Riparian habitats vary from sparsely vegetated areas to cottonwood gallery forests due to flood dynamics. Plant composition is influenced by elevation, stream gradient, floodplain width, and flooding events. Throughout most of the state, riparian vegetation is mostly dominated by deciduous trees and shrubs, such as bigleaf maple, alders, aspen, cottonwood, dogwood, willows and Oregon white ash. Conifers, such as pines and spruce, dominate some riparian woodlands at higher elevations. Riparian habitats in the Blue Mountains ecoregion are the most variable in Oregon, influenced by elevation and precipitation. In some ecoregions, riparian habitats include some riparian shrublands. In the East Cascades, riparian shrublands are dominated by deciduous shrubs, such as willows, creek dogwood, western birch or hawthorn. Shrub thickets in the Northern Basin are dominated by deciduous shrubs, such as several species of willow, birch, alder, and chokecherry. Riparian meadows are also found in the Northern Basin and Range and are dominated by grasses, sedges and rushes.
For more information on the Strategy Habitat: Riparian Habitats, please see the Oregon Conservation Strategy (PDF file; 2.37 MB)

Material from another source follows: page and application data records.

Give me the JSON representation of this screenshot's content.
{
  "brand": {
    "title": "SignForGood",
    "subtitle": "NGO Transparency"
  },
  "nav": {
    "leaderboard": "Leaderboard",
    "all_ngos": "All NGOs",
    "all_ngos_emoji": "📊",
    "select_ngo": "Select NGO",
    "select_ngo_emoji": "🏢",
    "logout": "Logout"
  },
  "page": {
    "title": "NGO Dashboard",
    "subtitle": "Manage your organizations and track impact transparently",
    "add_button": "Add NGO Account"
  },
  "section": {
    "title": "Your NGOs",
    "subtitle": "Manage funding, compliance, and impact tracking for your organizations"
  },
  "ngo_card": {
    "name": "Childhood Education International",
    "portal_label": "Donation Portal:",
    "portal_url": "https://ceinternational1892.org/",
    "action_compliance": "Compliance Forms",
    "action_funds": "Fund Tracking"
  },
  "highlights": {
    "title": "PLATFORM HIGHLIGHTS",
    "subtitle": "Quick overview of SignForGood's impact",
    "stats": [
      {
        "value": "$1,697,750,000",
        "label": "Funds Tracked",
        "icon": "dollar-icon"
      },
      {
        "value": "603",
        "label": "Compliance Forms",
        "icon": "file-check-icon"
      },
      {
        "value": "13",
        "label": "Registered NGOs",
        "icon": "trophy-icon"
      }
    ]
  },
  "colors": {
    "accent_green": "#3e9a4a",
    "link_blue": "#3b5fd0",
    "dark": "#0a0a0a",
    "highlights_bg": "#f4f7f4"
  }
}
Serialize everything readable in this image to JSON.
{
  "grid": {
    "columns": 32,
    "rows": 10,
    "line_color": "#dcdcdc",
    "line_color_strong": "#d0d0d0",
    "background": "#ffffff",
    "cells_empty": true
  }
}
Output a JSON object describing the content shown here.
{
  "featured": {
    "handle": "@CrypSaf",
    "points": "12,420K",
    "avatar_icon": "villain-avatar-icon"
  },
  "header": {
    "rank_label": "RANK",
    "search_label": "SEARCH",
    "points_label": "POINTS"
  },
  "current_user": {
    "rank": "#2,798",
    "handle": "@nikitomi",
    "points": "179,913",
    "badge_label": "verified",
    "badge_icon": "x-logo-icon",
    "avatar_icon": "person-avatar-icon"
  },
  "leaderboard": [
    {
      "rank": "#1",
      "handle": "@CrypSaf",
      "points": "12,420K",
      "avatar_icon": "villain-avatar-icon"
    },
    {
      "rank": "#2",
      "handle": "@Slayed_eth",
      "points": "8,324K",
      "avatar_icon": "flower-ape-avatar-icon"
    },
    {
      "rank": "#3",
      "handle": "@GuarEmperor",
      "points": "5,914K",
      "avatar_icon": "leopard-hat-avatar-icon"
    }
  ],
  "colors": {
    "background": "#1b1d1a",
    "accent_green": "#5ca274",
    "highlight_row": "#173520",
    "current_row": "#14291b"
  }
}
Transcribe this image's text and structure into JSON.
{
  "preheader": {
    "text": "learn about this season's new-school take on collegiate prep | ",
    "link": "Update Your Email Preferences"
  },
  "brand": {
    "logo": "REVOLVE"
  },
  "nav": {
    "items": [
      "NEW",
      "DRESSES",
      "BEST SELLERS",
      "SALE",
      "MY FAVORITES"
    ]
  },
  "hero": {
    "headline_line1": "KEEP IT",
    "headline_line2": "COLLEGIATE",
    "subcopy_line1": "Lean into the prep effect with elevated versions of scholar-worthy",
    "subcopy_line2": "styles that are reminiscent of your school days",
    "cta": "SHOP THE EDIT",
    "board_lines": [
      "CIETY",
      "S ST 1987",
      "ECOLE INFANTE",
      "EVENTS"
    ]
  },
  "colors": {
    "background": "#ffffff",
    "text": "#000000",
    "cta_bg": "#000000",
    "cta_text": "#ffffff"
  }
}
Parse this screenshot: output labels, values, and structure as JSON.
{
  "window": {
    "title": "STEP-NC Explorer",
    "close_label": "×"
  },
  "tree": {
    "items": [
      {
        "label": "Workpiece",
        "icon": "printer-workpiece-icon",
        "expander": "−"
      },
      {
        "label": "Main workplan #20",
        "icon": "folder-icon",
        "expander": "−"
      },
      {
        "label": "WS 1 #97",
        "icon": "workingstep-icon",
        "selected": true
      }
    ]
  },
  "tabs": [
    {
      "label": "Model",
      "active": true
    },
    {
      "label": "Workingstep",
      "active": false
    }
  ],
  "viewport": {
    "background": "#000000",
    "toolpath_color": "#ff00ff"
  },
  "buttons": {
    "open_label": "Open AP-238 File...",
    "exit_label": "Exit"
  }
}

Excerpted with permission from Oregon Department of Fish and Wildlife. 2006. Oregon Conservation Strategy. Oregon Department of Fish and Wildlife, Salem, Oregon.